Resources and Guidelines

Finding the Right Match

We all have different reasons for volunteering. It's important for you to consider your needs and expectations, and take the time to find an organization that does the work you most want to do as a volunteer.

Ask yourself:

  • What causes or issues matter most to me?
  • Do I want to work directly with people or do administrative or research work?
  • Are there particular people, age groups or communities I would like to work with?
  • Do I want to work alone, with friends or my family?
  • What do I hope to gain from this experience?
  • What don't I want to do as a volunteer?
  • What do I have to offer?
  • How much time do I realistically have to dedicate to this?
  • Do I want to use skills I already have or do something completely new?

 

Contacting a Community Organization

If you decide to contact an organization directly, be sure to ask about:

  • Agency's history and mission
  • Descriptions of volunteer job opportunities available
  • Overview of services provided and clientele served
  • Time or length of service commitment required
  • Hours and days of operation
  • Training requirements

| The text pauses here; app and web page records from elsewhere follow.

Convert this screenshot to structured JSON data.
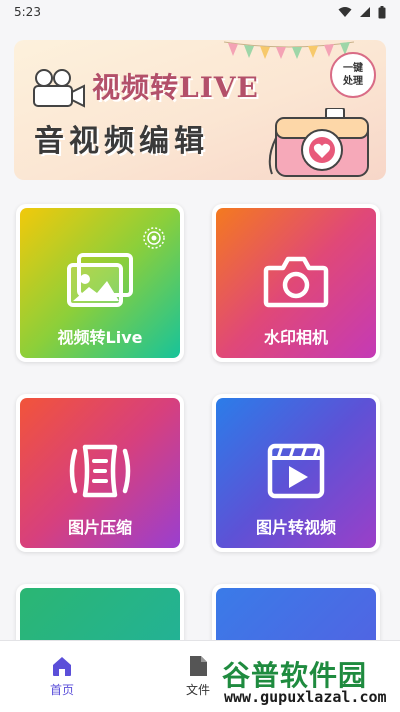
{
  "status_bar": {
    "time": "5:23"
  },
  "banner": {
    "title_line1": "视频转LIVE",
    "title_line2": "音视频编辑",
    "badge_line1": "一键",
    "badge_line2": "处理"
  },
  "features": [
    {
      "label": "视频转Live",
      "icon": "live-photo-icon"
    },
    {
      "label": "水印相机",
      "icon": "camera-icon"
    },
    {
      "label": "图片压缩",
      "icon": "compress-icon"
    },
    {
      "label": "图片转视频",
      "icon": "video-clapper-icon"
    },
    {
      "label": "",
      "icon": "upload-icon"
    },
    {
      "label": "",
      "icon": "film-strip-icon"
    }
  ],
  "tabbar": {
    "home_label": "首页",
    "files_label": "文件",
    "active_color": "#5b4fd9"
  },
  "watermark": {
    "brand": "谷普软件园",
    "url": "www.gupuxlazal.com"
  }
}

Ask the agency to send you any written materials that describe their programs, services and volunteer opportunities. This will allow you to compare a variety of organizations at your leisure. In most cases, you can also arrange a tour to see the facilities and talk to paid staff and other volunteers. Also, be sure to visit their website.

Be aware that organizations may ask for references and require an interview to determine whether you are good fit.

If you are ever unsure about an agency or have questions, please contact the Director of Volunteer Services. She or he is available to meet with you individually to discuss your concerns.

 

Once You Decide to Commit

When you begin volunteering, remember that people will be counting on you to follow through. Some of your responsibilities may include:

  • Taking orders and doing what the organization needs you to do (within reason).
  • Participating in evaluations and seeking and offering honest feedback.
  • Arriving on time and staying for the entire length of your shift unless you've made prior arrangements with the agency.
  • Making your objectives clear to the people you are working with.
  • Respecting the organization and its clients' confidentiality.

  • Addressing problems that may arise before that get out of control, or determining when a situation no longer meets your objectives, interests, or schedule.

Service Partner Links

Inclusion in this list does not imply an endorsement or recommendation by CSE or the Geraldine Doyle Riordan Center for Volunteerism and Service-Learning.

National Service

AmeriCorps
Campus Outreach Opportunity League
Do Something
Jesuit Volunteer Corps
United Way of America
Welcome to City Year

Children's Issues

Big Brothers/Big Sisters
Boys and Girls Clubs

Education

Inner-City Teaching Corps
Teach for America

Disabilities

Best Buddies

Homelessness and Hunger

National Coalition for the Homeless
Oxfam America
Second Harvest

International Service

Global Volunteers
Habitat for Humanity
Peace Corps
World Teach

Volunteer Resources

Coro - Leadership Training in Public Affairs
Echoing Green
HandsOn Network
Idealist
Impact Online
Partnership for Service Learning
Project America
Random Act of Kindness Foundation
United We Serve